In: Mathematics 1. Numbers are infinite. Only each individual number is finite, but in general, there are infinitely many numbers.
2. Percentages are neat. If you have 4623765872675632 apples, out of which 65463875682 are spoilt, is that a lot of the apples?Answer: It’s about 0.001%, so roughly one in a hundredthousand apples. Because we have a base 10 numbering system, so multiples of 10 are generally easiest to use. Since multiples of 10 are so easy, some people in ancient rome used fractions of 100 quite often before there was a decimal system. They called it in latin “per centum” meaning “for each hundred,” and we kept that around, but shortened it to percent.

We don’t only use #/100 we also use #/10 or #/1000 etc, depending on how accurate you need to be.

Of course, there’s no reason you couldn’t use any number. 27/27 is equal to 100/100. (read as 27 divided by 27, 100 divided by 100) They both equal 1.

But now that we have a decimal system, you can use 0.## to represent a portion of one whole, with the whole being “1” of course. I’m not really sure what you mean by your question, as numbers are actually infinite.

The percentage notation is mostly there for readability, as two digits of precision is a good balance between enough details and not too much details. It also serves to express that your are discussing an amount in proportion of some other amount, instead as in absolute.

For example, “the amount I have is 0.5 times the amount I need” is shortened as “I have 50% of the amount I need”. Both mean the exact same thing, using percentage is a specific wording so can be more concise. There’s a few ways to look at this.

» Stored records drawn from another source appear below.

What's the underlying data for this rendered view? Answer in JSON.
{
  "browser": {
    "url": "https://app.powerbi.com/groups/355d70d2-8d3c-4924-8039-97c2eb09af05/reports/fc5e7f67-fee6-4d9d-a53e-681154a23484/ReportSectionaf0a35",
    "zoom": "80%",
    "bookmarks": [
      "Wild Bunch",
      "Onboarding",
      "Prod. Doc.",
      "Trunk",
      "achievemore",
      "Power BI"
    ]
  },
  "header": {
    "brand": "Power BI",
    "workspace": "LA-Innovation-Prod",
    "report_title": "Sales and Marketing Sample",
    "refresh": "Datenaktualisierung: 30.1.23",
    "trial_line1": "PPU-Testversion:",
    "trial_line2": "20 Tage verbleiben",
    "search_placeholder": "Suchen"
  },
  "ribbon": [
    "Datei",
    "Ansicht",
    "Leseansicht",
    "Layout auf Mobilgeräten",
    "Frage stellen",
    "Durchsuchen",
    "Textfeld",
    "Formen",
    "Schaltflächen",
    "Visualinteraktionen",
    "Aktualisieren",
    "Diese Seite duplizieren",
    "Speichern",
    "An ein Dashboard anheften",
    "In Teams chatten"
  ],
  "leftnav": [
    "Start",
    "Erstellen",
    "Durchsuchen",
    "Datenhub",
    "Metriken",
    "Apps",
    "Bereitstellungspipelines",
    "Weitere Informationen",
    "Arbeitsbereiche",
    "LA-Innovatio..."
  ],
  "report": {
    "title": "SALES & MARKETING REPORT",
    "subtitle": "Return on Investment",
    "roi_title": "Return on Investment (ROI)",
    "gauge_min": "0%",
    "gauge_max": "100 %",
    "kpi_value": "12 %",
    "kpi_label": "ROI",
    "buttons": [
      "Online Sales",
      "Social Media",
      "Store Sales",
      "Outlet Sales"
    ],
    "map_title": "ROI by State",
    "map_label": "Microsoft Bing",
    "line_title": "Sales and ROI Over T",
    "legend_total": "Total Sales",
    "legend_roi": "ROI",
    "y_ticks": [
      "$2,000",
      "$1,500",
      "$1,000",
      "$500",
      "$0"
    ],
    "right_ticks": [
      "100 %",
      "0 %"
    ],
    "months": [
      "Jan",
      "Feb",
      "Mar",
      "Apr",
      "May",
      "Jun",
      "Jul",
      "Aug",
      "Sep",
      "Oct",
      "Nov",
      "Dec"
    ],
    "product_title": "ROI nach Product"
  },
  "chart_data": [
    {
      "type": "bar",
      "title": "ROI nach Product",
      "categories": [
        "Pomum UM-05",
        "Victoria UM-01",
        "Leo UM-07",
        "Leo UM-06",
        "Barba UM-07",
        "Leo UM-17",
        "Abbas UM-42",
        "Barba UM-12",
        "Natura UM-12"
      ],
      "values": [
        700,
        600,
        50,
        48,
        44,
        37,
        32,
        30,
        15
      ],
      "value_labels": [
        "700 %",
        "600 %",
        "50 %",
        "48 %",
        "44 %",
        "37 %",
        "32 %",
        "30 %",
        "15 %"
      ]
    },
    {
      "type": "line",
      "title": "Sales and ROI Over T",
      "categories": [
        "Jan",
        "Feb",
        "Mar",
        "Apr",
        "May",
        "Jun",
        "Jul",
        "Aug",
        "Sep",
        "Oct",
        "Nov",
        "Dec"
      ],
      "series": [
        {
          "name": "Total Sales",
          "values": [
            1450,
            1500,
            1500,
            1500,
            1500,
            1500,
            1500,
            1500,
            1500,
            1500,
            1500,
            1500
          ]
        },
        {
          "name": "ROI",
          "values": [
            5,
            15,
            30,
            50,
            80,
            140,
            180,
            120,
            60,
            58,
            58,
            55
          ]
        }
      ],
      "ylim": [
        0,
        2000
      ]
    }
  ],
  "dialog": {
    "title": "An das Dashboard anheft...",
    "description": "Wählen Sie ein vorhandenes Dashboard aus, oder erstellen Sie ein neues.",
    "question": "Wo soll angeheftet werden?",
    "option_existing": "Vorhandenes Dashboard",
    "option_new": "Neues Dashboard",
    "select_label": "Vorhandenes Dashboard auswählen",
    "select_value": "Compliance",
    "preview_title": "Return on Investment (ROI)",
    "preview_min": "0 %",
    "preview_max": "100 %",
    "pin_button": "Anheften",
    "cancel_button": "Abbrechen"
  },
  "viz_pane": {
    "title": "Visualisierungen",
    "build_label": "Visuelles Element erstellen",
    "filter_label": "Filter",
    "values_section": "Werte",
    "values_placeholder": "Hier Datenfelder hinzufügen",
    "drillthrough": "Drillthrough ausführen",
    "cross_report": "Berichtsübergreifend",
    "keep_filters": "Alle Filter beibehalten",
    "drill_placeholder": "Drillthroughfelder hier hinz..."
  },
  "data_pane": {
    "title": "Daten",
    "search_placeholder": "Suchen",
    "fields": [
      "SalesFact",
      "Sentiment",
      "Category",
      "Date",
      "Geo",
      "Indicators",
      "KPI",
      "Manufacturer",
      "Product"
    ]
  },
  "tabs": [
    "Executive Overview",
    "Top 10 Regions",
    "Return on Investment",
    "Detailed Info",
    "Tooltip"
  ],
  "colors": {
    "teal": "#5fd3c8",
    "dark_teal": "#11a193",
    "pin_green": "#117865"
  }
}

First is rounding. As in why measure to 1% and not 0.0000001%, or some other figure.
For most applications it just doesn’t matter. The accuracy is irrelevant. Even if you go to two decimal places (in %) that’s going to be enough for most engineering activities. You’d need to get down to really specific things like rocket, plane or maybe massive infrastructure designs where accuracy beyond a few decimal points of a percent actually makes a difference.

The next way to interpret your question is why is percent out of 100, and not some arbitrarly large figure since, as your edit says, numbers are infinite.
We work on a base 10 system. So using percent is easy. Very easy for quick mental maths. Doesn’t matter much to computers I guess, but by the time computers came about I’d guess we were already using percent anyway. As /u/PM_ME_A_PLANE_TICKET said, it’s because it’s easy.

You can form a mental model around 100. Whereas trying to create one around random numbers is more difficult.

Let’s say for example flipping a coin. When I ask “you which side do you think will come up?” Your mind subconsciously makes a probability model. You can express that model in a couple ways. 1 out of 2. Half. 50%.

Now work in reverse. If I’m trying to tell you the result of a mental model, if i tell you it happens 1/33 times or i tell you it happens 3%, which is easier?

By making it a % it puts it in a frame of reference that you can understand, easily.